There is no denying that content marketing is the trendiest thing in marketing these days. Every conversation we have seems to focus on content, content, content. And organizations that have embarked on a content strategy say it’s working. According to a new survey, 44 percent of marketers say that content marketing is more powerful for generating sales than good old-fashioned advertising.

So, given how powerful content marketing is – given that it connects brand awareness to top line revenue growth better than any other marketing discipline – we believe strongly that content marketing is here to stay.

The companies that are embracing a content strategy now are the early adopters and should be applauded for seeing around the corner to the future of customer engagement.
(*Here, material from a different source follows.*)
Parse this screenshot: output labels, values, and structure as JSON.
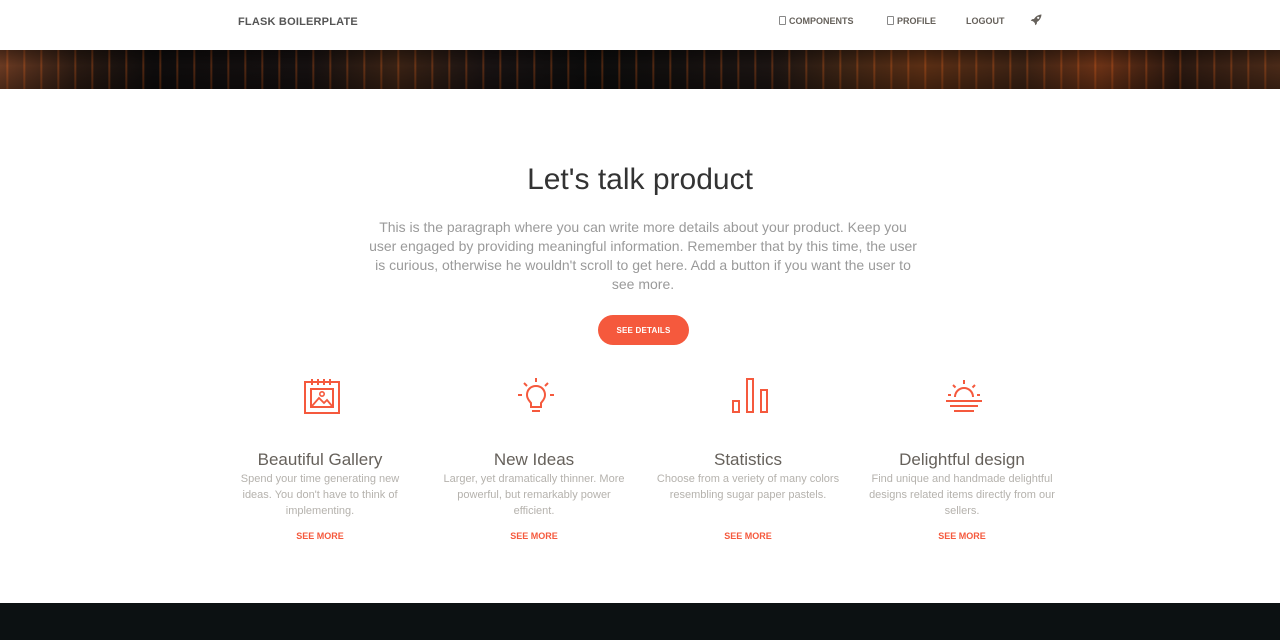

But actually executing a content marketing strategy is difficult for most organizations. Brands need to think like publishers, but very few professionals outside the media have any idea how to do that; that’s not a criticism, it’s a reality. Having worked in both business and in newsrooms I can tell you that the two are extremely different; creating an in-house content team that functions as a unit of your business is much easier said than done.
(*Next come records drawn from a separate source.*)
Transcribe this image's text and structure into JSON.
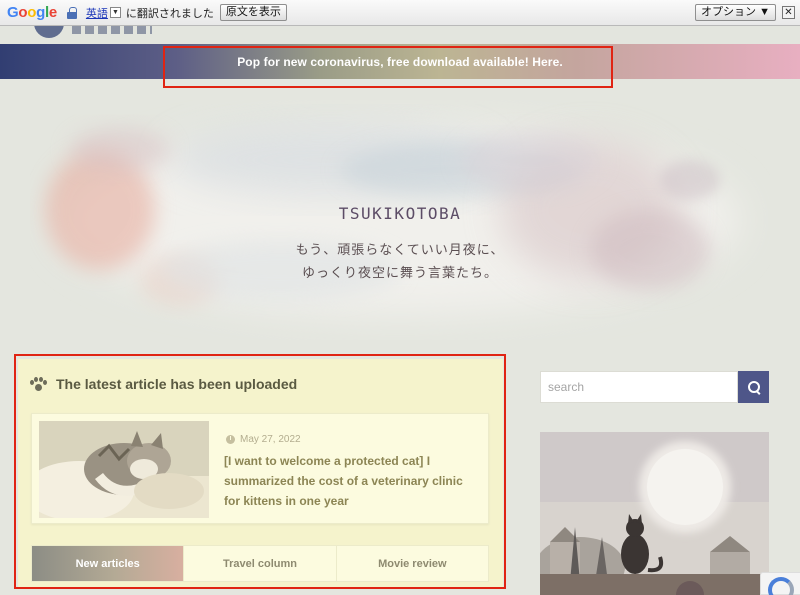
{
  "translate_bar": {
    "logo": "Google",
    "language_link": "英語",
    "dropdown_glyph": "▼",
    "translated_text": "に翻訳されました",
    "show_original_button": "原文を表示",
    "options_button": "オプション ▼",
    "close_glyph": "✕"
  },
  "announcement": {
    "text": "Pop for new coronavirus, free download available! Here."
  },
  "hero": {
    "brand": "TSUKIKOTOBA",
    "tagline_line1": "もう、頑張らなくていい月夜に、",
    "tagline_line2": "ゆっくり夜空に舞う言葉たち。"
  },
  "latest_panel": {
    "icon": "paw-icon",
    "title": "The latest article has been uploaded",
    "article": {
      "date": "May 27, 2022",
      "title": "[I want to welcome a protected cat] I summarized the cost of a veterinary clinic for kittens in one year"
    },
    "tabs": [
      {
        "label": "New articles",
        "active": true
      },
      {
        "label": "Travel column",
        "active": false
      },
      {
        "label": "Movie review",
        "active": false
      }
    ]
  },
  "sidebar": {
    "search_placeholder": "search"
  },
  "colors": {
    "highlight_red": "#e02413",
    "panel_bg": "#f5f3cc",
    "search_button": "#4e5689",
    "banner_start": "#313e72",
    "banner_end": "#e8afc1"
  }
}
Successfully executing a content strategy is a big hill to climb. It can get knocked off track at numerous places along the trail. Here’s a look at the five biggest obstacles to content marketing success:

  • Inspiration – good old writer’s block. It impacts everyone who has to sit down and write on a regular basis, but it takes a pro to understand how to break through and get the job done. But this is where most content strategies fail, because the person charged with content creation doesn’t have experience breaking through writer’s block, and thinks that they just need to stare at their computer keyboard and wait for that inspirational bolt of lightning. It just isn’t something you can bet your content strategy on, but that’s what most organizations do.
  • Orientation – For so many organizations, it is completely unnatural to move away from promoting themselves and towards informing their audience. But a smart content strategy is not promotional. It isn’t about you, it’s about them; the goal is to inform and engage the audience, not pummel them with sales messages. So a successful content marketer has an outward orientation. Very easy to say, but hard to convince the C-suite and sales, who have spent their entire careers talking about products and services.
  • Execution – Success of a content strategy is all about the rinse and repeat. This means devoting resources to execution. Whether we’re talking about people or funds, content creation has to be done every day. That Econsultancy survey we mentioned above showed that the biggest obstacles in-house marketers found for content creation are a lack of human resources and a lack of budget. The organization has to commit before you can execute.
  • Organization – Execution gets better when you have more detailed plan. In content marketing, that means an editorial calendar. This is a three-, six-, or 12-month plan that maps out the topics you’re going to address, the person responsible for developing an article, potential information sources and the keywords that should be included.
  • Socialization – If a blog post falls in the forest and no one hears it, does it make a sound? No. So the word needs to spread. There is no magic viral dust you can sprinkle on your content, you just need to connect it to your network. If it’s compelling it will spread.

Still stuck? There are answers out there.